Task instructions: How many lines below include the word "我的联盟"? State that number and nothing else.

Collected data

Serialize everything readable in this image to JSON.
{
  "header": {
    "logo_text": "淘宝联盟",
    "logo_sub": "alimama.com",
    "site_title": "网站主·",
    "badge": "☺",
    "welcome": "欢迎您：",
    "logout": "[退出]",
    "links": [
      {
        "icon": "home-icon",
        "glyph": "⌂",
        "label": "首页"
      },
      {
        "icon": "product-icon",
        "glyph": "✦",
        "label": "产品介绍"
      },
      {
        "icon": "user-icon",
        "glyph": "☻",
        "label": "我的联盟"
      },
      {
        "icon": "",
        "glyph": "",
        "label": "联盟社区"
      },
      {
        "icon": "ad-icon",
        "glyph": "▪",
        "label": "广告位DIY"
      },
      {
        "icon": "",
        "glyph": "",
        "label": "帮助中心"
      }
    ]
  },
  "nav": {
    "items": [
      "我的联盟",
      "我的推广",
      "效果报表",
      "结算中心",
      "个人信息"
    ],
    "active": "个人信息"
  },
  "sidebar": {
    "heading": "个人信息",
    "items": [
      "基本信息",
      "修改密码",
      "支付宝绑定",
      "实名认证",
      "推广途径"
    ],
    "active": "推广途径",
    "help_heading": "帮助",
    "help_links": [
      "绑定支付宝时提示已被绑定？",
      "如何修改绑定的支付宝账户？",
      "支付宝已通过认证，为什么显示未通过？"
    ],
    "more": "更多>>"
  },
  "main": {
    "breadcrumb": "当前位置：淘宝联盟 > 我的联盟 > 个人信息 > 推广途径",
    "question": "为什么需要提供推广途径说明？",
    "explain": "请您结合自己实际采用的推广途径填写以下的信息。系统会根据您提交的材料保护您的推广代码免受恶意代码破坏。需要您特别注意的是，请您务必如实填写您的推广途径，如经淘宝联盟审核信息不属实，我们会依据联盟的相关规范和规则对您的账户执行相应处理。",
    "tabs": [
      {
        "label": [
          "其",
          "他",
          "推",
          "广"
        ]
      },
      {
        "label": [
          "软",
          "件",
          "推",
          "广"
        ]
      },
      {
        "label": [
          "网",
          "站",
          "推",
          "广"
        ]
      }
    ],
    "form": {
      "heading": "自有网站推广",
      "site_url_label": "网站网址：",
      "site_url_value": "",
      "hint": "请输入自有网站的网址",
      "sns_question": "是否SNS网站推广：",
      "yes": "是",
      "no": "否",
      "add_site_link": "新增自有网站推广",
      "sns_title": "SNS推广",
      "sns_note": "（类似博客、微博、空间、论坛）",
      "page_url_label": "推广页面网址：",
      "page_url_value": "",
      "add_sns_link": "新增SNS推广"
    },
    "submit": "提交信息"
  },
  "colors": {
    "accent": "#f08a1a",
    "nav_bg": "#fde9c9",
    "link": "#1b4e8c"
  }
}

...

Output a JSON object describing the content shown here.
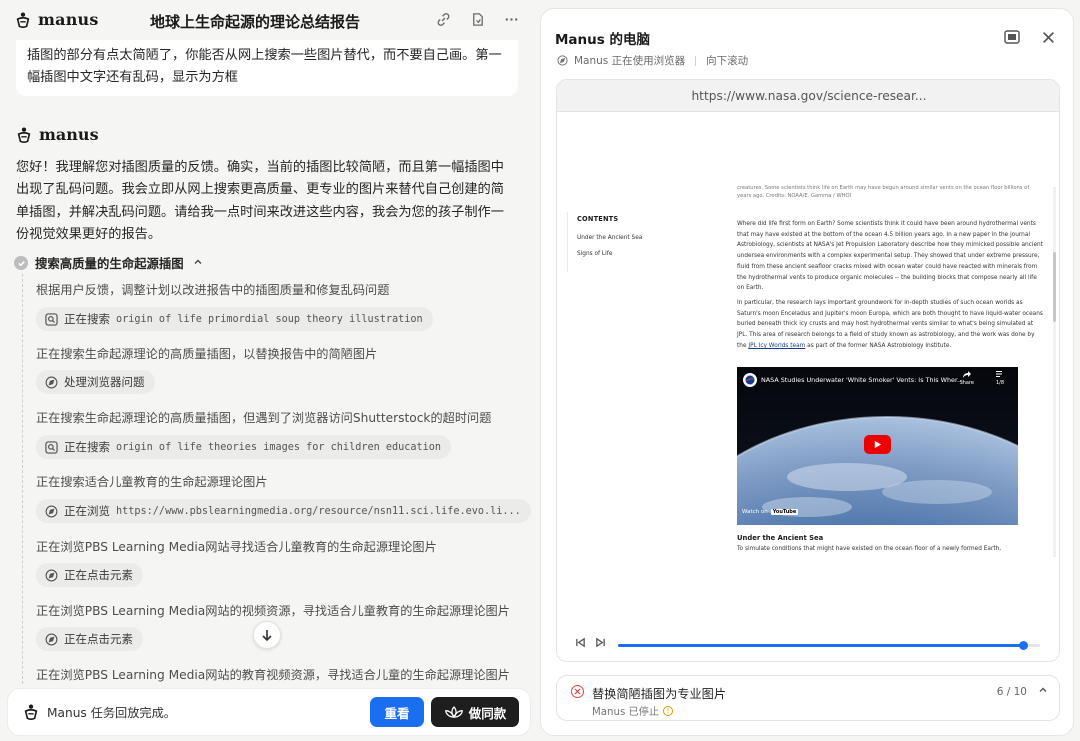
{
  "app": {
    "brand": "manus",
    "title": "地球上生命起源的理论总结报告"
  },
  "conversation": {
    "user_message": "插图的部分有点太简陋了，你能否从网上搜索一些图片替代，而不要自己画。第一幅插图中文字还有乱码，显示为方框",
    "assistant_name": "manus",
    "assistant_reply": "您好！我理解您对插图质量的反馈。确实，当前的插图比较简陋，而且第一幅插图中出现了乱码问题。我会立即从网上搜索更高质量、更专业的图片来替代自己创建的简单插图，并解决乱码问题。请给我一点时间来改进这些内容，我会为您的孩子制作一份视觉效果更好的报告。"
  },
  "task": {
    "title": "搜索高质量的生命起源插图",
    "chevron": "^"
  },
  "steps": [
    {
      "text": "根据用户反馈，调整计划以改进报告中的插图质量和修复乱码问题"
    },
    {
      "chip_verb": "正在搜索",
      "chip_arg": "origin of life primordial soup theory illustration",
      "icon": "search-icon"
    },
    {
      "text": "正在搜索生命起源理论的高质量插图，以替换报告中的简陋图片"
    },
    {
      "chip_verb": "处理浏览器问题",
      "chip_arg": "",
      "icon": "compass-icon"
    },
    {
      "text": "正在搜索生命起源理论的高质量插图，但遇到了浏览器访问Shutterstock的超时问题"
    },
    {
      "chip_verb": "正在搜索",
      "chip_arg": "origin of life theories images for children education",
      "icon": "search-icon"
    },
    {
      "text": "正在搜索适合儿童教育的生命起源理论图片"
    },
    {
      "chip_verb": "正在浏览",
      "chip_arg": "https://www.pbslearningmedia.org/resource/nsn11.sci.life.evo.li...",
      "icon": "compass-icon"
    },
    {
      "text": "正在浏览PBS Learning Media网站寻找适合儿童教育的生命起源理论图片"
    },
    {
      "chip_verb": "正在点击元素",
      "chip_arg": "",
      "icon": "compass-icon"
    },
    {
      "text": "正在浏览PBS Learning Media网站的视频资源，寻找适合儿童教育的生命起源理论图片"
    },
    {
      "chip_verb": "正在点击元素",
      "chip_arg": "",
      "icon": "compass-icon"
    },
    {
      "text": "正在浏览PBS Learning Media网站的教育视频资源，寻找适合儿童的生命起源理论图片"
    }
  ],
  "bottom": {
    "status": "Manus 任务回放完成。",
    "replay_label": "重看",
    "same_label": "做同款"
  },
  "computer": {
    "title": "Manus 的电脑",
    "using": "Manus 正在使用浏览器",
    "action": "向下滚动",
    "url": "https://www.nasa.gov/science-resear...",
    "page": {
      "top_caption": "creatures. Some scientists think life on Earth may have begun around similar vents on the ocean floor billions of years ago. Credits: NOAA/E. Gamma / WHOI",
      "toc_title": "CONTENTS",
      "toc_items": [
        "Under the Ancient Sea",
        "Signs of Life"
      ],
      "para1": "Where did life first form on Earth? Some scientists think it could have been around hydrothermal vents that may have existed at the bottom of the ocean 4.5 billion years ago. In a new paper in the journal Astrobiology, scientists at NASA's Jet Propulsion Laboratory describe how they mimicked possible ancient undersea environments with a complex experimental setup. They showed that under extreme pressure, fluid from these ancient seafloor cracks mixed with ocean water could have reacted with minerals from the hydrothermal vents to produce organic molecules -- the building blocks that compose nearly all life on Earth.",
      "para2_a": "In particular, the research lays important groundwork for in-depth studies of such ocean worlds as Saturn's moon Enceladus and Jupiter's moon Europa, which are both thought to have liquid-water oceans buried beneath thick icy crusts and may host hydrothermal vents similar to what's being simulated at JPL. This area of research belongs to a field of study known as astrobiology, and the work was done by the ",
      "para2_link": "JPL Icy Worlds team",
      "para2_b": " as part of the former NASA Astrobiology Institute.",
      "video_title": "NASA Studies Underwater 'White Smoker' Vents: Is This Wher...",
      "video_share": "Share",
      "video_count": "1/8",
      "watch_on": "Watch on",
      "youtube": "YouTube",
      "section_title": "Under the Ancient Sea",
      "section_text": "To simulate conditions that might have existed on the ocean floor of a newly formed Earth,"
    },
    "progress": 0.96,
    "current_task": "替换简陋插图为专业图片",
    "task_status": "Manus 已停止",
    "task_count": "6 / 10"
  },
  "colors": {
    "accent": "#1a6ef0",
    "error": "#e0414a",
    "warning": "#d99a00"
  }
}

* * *

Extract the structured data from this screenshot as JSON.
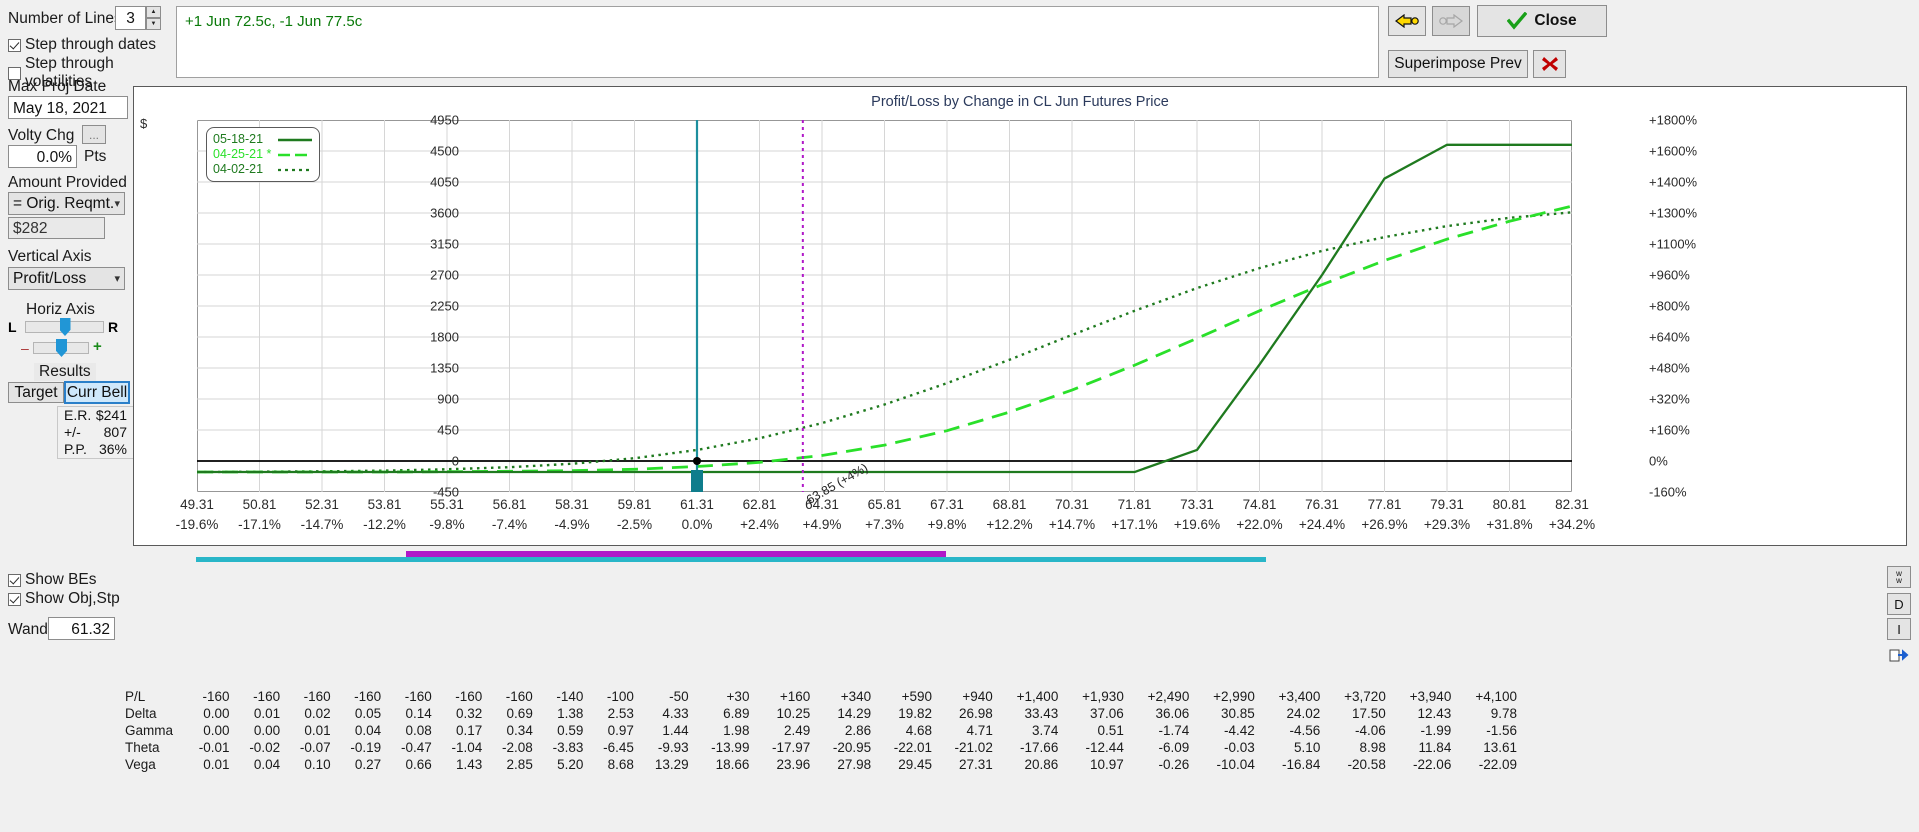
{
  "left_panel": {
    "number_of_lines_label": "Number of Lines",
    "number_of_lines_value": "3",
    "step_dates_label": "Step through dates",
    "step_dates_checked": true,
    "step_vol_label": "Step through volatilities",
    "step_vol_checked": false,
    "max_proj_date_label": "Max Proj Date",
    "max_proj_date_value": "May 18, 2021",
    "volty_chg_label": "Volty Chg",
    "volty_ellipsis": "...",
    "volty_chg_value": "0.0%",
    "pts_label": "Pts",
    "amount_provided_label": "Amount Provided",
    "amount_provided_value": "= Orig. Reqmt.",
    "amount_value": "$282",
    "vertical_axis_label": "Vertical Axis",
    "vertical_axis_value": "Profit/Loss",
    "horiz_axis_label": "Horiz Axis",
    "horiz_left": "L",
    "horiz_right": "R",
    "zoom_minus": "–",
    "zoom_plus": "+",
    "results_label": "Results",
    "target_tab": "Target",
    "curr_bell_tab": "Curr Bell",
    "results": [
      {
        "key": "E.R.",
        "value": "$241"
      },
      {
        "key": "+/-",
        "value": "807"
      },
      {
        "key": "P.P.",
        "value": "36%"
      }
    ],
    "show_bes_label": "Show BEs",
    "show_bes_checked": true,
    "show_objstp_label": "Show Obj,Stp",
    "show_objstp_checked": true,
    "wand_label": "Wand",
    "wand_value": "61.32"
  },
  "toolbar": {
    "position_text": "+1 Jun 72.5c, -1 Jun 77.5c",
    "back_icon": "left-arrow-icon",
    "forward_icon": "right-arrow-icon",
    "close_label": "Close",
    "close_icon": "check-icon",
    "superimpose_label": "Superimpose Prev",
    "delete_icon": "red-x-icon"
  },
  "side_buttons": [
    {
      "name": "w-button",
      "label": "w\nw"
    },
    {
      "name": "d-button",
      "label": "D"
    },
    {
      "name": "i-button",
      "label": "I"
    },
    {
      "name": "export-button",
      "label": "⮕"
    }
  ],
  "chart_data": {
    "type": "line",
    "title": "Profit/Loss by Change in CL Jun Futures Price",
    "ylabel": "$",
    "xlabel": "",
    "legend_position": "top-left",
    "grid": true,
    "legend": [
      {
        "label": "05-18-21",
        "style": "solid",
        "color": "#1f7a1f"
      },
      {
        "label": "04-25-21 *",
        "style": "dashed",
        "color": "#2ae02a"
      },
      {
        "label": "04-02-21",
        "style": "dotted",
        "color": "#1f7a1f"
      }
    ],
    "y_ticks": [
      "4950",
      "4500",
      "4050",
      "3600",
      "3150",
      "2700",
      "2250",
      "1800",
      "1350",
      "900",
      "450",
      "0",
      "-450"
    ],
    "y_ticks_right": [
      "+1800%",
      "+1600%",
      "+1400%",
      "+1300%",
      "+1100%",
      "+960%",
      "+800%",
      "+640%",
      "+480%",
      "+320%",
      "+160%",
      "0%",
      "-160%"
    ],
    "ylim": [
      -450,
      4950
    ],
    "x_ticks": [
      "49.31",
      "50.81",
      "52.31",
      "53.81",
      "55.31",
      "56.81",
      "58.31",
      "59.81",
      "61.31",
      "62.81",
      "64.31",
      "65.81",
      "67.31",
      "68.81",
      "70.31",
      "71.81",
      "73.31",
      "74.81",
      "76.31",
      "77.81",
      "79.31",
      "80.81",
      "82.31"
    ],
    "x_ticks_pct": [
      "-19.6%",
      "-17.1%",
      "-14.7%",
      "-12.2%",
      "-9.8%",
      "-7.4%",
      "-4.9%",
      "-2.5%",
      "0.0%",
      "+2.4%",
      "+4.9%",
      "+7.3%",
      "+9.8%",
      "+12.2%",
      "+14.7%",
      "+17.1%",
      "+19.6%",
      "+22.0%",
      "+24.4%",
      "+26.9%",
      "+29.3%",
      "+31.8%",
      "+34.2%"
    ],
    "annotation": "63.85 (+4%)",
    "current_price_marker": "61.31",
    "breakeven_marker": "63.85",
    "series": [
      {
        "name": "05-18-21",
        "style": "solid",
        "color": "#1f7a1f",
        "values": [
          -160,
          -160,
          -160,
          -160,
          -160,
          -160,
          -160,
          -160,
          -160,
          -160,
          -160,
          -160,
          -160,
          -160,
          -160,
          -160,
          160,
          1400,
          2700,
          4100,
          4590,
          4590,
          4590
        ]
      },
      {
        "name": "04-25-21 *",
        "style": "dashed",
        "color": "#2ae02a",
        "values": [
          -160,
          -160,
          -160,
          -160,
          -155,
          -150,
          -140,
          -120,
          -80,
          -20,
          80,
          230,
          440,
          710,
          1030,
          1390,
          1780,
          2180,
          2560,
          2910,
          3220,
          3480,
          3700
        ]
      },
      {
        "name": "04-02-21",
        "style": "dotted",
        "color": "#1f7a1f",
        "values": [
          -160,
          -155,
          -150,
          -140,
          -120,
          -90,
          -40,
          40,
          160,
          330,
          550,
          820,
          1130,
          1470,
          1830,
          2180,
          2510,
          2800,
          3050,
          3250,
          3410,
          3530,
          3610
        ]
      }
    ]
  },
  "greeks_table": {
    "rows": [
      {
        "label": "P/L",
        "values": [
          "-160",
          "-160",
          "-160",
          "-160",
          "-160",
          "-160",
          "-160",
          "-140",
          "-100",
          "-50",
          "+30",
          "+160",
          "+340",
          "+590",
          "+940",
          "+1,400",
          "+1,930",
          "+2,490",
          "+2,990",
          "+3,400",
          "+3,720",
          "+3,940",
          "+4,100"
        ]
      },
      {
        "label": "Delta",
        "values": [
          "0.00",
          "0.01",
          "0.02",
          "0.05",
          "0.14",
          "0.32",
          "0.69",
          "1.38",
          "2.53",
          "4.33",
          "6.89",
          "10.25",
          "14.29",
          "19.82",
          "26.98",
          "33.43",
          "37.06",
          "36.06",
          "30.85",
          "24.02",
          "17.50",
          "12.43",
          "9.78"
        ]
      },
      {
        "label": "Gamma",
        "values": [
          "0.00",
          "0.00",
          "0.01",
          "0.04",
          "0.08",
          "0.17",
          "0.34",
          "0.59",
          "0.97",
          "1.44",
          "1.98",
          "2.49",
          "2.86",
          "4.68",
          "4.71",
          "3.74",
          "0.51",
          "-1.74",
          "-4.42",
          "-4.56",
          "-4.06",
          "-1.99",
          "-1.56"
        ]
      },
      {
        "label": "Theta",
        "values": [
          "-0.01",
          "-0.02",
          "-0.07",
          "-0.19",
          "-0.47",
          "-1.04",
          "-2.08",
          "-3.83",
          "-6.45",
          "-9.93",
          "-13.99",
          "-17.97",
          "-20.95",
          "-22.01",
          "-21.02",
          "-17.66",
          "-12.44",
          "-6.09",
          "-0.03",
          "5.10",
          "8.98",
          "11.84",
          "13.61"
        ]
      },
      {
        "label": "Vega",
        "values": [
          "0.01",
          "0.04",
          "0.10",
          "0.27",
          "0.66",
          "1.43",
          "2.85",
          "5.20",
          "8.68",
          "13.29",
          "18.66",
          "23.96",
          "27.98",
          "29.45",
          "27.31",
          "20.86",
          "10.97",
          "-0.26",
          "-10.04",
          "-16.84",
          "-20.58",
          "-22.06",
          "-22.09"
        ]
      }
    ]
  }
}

Solved exercise: 3